= Task objective =
For each line of the data below that includes the string "Sarah", count one, and answer with the sum only.

#### Supplied material ####

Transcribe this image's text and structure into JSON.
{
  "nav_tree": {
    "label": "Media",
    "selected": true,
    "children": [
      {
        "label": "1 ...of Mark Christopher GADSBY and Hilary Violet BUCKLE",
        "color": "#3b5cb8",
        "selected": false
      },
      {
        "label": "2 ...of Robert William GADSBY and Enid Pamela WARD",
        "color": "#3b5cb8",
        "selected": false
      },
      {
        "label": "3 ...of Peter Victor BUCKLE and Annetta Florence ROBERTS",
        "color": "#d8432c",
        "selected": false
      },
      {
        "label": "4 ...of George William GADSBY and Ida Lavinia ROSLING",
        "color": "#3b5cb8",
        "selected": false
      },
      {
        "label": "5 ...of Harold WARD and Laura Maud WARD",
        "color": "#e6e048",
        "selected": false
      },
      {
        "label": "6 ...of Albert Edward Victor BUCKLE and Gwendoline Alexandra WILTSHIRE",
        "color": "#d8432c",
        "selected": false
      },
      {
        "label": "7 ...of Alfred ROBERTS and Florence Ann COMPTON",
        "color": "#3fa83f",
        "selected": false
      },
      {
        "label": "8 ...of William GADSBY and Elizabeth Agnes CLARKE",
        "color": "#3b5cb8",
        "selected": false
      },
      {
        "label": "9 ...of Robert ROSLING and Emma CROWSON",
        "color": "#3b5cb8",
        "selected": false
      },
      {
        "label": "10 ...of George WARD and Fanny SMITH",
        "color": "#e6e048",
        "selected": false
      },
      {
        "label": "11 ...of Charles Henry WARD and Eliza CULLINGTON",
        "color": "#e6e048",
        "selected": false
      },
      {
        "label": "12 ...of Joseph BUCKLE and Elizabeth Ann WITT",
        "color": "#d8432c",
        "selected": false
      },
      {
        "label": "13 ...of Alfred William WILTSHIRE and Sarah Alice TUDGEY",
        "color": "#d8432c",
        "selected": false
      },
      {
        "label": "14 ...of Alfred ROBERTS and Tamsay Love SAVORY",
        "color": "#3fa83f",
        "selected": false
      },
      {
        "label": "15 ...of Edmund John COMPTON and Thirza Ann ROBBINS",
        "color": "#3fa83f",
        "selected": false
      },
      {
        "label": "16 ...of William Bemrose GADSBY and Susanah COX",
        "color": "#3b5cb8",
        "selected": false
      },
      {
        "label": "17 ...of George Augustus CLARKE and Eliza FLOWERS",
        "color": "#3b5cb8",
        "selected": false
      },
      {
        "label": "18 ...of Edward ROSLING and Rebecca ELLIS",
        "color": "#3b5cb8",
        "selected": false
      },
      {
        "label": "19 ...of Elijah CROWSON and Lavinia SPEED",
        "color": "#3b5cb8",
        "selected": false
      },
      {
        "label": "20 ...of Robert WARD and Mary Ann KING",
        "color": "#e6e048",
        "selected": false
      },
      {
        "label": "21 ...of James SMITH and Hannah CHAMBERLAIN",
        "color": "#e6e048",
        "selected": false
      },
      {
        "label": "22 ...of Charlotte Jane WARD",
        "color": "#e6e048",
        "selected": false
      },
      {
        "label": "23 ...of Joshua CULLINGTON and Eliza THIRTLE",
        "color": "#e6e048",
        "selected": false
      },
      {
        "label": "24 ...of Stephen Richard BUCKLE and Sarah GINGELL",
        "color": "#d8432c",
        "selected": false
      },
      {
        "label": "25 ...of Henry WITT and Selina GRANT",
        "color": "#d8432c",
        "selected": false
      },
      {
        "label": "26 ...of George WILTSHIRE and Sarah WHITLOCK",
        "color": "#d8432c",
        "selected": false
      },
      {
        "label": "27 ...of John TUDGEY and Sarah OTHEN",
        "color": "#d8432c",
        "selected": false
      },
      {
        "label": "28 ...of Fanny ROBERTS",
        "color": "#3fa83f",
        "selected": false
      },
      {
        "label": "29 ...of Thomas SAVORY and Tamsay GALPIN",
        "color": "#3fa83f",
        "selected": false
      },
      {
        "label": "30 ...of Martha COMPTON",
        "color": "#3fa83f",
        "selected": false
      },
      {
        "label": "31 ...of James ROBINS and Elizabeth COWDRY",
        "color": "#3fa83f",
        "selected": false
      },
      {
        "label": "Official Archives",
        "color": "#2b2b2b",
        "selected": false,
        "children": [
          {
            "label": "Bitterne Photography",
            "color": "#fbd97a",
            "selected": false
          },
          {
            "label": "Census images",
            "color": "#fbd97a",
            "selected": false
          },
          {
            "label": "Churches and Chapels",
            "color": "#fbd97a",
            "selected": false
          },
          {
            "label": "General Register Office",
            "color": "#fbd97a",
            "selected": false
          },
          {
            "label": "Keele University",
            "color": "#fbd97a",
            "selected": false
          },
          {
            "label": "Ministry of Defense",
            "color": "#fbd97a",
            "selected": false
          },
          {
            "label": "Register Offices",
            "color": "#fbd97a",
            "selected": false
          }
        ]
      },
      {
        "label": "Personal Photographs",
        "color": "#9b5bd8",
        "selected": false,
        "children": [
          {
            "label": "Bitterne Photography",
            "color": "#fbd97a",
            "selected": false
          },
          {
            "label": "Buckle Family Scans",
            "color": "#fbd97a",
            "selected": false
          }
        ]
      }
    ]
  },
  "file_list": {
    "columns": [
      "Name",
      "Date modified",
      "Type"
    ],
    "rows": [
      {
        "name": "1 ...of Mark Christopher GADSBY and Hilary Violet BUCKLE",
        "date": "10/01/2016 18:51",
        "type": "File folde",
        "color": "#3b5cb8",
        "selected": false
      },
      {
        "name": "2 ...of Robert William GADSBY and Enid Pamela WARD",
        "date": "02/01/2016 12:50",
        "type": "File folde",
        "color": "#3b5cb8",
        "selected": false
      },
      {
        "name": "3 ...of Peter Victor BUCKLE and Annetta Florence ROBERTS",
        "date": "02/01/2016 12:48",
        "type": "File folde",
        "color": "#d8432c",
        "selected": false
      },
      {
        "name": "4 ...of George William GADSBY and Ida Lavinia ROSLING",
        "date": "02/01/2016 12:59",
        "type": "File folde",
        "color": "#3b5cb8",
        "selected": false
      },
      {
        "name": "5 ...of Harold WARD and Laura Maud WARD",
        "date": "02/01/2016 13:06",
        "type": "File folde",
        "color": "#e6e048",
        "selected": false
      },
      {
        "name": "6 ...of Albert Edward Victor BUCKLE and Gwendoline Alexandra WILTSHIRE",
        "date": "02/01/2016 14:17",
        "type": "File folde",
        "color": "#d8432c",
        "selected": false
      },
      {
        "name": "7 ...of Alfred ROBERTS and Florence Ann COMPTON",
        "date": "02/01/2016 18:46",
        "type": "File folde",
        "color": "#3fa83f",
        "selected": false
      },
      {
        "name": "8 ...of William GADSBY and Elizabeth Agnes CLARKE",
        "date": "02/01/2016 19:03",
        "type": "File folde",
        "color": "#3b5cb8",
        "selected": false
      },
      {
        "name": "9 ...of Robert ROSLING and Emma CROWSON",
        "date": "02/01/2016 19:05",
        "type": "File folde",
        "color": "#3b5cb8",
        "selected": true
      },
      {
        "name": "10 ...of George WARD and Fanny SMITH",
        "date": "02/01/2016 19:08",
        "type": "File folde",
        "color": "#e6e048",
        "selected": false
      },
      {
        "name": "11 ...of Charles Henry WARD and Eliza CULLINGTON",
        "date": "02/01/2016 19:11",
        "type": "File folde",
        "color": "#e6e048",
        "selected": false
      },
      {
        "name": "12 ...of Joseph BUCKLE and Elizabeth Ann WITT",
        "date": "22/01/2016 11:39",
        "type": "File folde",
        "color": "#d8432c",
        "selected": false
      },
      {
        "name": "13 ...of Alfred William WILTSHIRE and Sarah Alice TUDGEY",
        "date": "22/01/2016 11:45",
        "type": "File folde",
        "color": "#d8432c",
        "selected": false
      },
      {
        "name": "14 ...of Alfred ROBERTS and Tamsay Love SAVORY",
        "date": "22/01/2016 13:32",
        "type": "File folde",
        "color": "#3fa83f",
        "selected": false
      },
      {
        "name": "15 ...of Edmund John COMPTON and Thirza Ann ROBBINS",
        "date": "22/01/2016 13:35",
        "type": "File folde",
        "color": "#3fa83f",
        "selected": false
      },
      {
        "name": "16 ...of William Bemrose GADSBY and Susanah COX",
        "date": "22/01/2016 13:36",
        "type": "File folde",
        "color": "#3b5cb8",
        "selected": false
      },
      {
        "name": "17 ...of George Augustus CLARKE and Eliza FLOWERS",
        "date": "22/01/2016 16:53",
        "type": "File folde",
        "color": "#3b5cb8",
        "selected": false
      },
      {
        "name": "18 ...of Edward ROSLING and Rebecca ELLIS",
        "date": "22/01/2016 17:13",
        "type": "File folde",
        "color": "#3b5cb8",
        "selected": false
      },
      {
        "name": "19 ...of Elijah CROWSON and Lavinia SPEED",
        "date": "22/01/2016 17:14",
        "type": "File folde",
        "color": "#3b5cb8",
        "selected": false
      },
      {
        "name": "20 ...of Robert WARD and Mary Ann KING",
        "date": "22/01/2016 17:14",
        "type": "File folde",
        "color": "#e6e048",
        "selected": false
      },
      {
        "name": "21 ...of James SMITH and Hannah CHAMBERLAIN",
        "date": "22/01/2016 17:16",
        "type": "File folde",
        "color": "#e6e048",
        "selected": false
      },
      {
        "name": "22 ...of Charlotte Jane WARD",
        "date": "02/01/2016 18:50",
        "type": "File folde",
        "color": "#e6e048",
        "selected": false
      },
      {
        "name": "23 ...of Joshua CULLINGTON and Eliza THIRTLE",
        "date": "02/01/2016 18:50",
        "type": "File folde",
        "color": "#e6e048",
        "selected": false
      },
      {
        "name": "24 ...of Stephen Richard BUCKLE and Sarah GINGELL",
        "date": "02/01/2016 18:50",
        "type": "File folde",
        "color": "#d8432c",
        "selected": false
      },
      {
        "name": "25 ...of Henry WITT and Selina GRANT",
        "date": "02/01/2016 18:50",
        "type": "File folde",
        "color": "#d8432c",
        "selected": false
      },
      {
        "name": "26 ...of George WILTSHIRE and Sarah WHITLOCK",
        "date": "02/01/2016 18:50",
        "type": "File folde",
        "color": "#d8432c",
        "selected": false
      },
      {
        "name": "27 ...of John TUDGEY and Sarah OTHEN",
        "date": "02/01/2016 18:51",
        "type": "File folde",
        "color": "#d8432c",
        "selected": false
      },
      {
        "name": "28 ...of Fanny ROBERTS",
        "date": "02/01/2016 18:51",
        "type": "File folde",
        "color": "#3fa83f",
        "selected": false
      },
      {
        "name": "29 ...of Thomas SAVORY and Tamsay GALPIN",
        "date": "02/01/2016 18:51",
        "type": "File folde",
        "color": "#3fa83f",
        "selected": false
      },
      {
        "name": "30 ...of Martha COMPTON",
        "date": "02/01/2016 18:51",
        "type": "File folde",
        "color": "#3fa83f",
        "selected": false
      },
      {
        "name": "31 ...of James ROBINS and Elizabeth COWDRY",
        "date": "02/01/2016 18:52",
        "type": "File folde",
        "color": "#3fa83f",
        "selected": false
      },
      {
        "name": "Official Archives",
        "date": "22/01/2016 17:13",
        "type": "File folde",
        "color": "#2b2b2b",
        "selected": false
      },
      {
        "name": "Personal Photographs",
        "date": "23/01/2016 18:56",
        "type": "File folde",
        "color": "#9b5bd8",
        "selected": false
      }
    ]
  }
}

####

= Answer below =
8